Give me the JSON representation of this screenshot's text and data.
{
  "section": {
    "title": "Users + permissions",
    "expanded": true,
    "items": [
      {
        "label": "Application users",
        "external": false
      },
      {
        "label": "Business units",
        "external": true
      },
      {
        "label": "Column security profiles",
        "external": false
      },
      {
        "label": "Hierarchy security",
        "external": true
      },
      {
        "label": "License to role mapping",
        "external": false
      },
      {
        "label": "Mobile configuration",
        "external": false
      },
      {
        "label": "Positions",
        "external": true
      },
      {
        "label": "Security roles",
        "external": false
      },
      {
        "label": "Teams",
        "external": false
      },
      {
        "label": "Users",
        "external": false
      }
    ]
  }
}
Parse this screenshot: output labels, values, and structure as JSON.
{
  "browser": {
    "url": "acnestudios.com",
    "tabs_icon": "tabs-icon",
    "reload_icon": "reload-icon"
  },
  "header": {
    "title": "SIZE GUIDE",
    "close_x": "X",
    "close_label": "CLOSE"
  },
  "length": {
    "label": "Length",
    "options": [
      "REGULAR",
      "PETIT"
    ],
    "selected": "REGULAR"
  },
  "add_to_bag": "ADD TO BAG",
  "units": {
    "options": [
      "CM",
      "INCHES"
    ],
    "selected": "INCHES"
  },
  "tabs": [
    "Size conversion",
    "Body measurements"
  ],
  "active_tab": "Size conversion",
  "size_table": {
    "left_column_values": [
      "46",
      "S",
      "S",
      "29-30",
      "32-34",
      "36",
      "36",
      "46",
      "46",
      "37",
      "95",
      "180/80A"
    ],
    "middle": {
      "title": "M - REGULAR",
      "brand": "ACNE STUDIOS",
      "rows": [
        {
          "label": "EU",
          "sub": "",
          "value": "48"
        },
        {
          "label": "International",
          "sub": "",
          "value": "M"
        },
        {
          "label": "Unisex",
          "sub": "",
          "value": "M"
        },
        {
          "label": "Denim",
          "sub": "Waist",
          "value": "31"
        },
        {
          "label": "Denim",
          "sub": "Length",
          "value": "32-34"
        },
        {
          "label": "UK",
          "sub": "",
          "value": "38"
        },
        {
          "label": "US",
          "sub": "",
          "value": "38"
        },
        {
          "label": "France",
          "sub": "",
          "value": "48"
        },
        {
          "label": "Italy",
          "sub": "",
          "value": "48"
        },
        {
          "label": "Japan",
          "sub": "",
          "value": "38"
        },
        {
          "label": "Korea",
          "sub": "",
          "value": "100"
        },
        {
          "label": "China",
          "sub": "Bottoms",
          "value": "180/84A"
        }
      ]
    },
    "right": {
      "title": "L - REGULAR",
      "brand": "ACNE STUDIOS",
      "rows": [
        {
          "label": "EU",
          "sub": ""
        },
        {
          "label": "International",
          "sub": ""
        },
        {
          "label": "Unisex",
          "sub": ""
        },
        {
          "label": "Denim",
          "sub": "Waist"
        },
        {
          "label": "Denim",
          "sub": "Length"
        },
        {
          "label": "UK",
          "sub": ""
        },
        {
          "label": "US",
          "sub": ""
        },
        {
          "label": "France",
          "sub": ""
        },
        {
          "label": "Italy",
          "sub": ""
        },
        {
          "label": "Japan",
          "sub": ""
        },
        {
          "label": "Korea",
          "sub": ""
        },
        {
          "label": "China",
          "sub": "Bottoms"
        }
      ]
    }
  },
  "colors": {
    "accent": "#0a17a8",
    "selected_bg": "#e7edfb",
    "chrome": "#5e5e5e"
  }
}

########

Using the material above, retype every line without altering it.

Give me the JSON representation of this screenshot's text and data.
{
  "section": {
    "title": "Users + permissions",
    "expanded": true,
    "items": [
      {
        "label": "Application users",
        "external": false
      },
      {
        "label": "Business units",
        "external": true
      },
      {
        "label": "Column security profiles",
        "external": false
      },
      {
        "label": "Hierarchy security",
        "external": true
      },
      {
        "label": "License to role mapping",
        "external": false
      },
      {
        "label": "Mobile configuration",
        "external": false
      },
      {
        "label": "Positions",
        "external": true
      },
      {
        "label": "Security roles",
        "external": false
      },
      {
        "label": "Teams",
        "external": false
      },
      {
        "label": "Users",
        "external": false
      }
    ]
  }
}
Parse this screenshot: output labels, values, and structure as JSON.
{
  "browser": {
    "url": "acnestudios.com",
    "tabs_icon": "tabs-icon",
    "reload_icon": "reload-icon"
  },
  "header": {
    "title": "SIZE GUIDE",
    "close_x": "X",
    "close_label": "CLOSE"
  },
  "length": {
    "label": "Length",
    "options": [
      "REGULAR",
      "PETIT"
    ],
    "selected": "REGULAR"
  },
  "add_to_bag": "ADD TO BAG",
  "units": {
    "options": [
      "CM",
      "INCHES"
    ],
    "selected": "INCHES"
  },
  "tabs": [
    "Size conversion",
    "Body measurements"
  ],
  "active_tab": "Size conversion",
  "size_table": {
    "left_column_values": [
      "46",
      "S",
      "S",
      "29-30",
      "32-34",
      "36",
      "36",
      "46",
      "46",
      "37",
      "95",
      "180/80A"
    ],
    "middle": {
      "title": "M - REGULAR",
      "brand": "ACNE STUDIOS",
      "rows": [
        {
          "label": "EU",
          "sub": "",
          "value": "48"
        },
        {
          "label": "International",
          "sub": "",
          "value": "M"
        },
        {
          "label": "Unisex",
          "sub": "",
          "value": "M"
        },
        {
          "label": "Denim",
          "sub": "Waist",
          "value": "31"
        },
        {
          "label": "Denim",
          "sub": "Length",
          "value": "32-34"
        },
        {
          "label": "UK",
          "sub": "",
          "value": "38"
        },
        {
          "label": "US",
          "sub": "",
          "value": "38"
        },
        {
          "label": "France",
          "sub": "",
          "value": "48"
        },
        {
          "label": "Italy",
          "sub": "",
          "value": "48"
        },
        {
          "label": "Japan",
          "sub": "",
          "value": "38"
        },
        {
          "label": "Korea",
          "sub": "",
          "value": "100"
        },
        {
          "label": "China",
          "sub": "Bottoms",
          "value": "180/84A"
        }
      ]
    },
    "right": {
      "title": "L - REGULAR",
      "brand": "ACNE STUDIOS",
      "rows": [
        {
          "label": "EU",
          "sub": ""
        },
        {
          "label": "International",
          "sub": ""
        },
        {
          "label": "Unisex",
          "sub": ""
        },
        {
          "label": "Denim",
          "sub": "Waist"
        },
        {
          "label": "Denim",
          "sub": "Length"
        },
        {
          "label": "UK",
          "sub": ""
        },
        {
          "label": "US",
          "sub": ""
        },
        {
          "label": "France",
          "sub": ""
        },
        {
          "label": "Italy",
          "sub": ""
        },
        {
          "label": "Japan",
          "sub": ""
        },
        {
          "label": "Korea",
          "sub": ""
        },
        {
          "label": "China",
          "sub": "Bottoms"
        }
      ]
    }
  },
  "colors": {
    "accent": "#0a17a8",
    "selected_bg": "#e7edfb",
    "chrome": "#5e5e5e"
  }
}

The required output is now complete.